## DESCRIPTION OF THE TASK
Once the lines below holding the string "time" are counted, give that number alone.
───── DATA TO PROCESS
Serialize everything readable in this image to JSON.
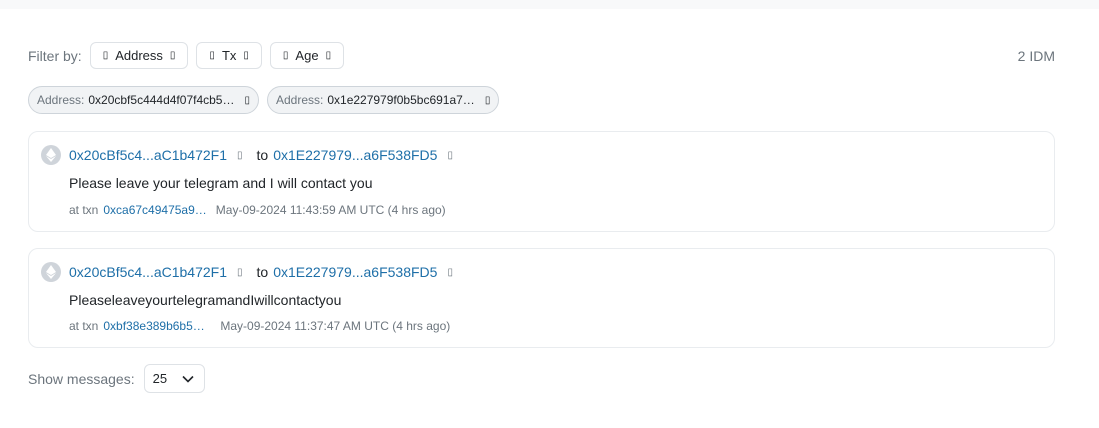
{
  "filter": {
    "label": "Filter by:",
    "buttons": [
      {
        "label": "Address",
        "icon": "filter-icon",
        "trail_icon": "chevron-down-icon"
      },
      {
        "label": "Tx",
        "icon": "filter-icon",
        "trail_icon": "chevron-down-icon"
      },
      {
        "label": "Age",
        "icon": "filter-icon",
        "trail_icon": "chevron-down-icon"
      }
    ],
    "count": "2 IDM"
  },
  "chips": [
    {
      "key": "Address:",
      "value": "0x20cbf5c444d4f07f4cb5…",
      "icon": "close-icon"
    },
    {
      "key": "Address:",
      "value": "0x1e227979f0b5bc691a7…",
      "icon": "close-icon"
    }
  ],
  "messages": [
    {
      "from": "0x20cBf5c4...aC1b472F1",
      "to_word": "to",
      "to": "0x1E227979...a6F538FD5",
      "text": "Please leave your telegram and I will contact you",
      "at_txn_label": "at txn",
      "txn": "0xca67c49475a9…",
      "time": "May-09-2024 11:43:59 AM UTC (4 hrs ago)"
    },
    {
      "from": "0x20cBf5c4...aC1b472F1",
      "to_word": "to",
      "to": "0x1E227979...a6F538FD5",
      "text": "PleaseleaveyourtelegramandIwillcontactyou",
      "at_txn_label": "at txn",
      "txn": "0xbf38e389b6b58…",
      "time": "May-09-2024 11:37:47 AM UTC (4 hrs ago)"
    }
  ],
  "pagination": {
    "label": "Show messages:",
    "value": "25"
  },
  "glyphs": {
    "box": "▯",
    "chevron": "⌄"
  },
  "colors": {
    "link": "#1e6fa8",
    "muted": "#6c757d",
    "border": "#dee2e6"
  }
}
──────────
## RESPONSE FOR THIS EXERCISE
2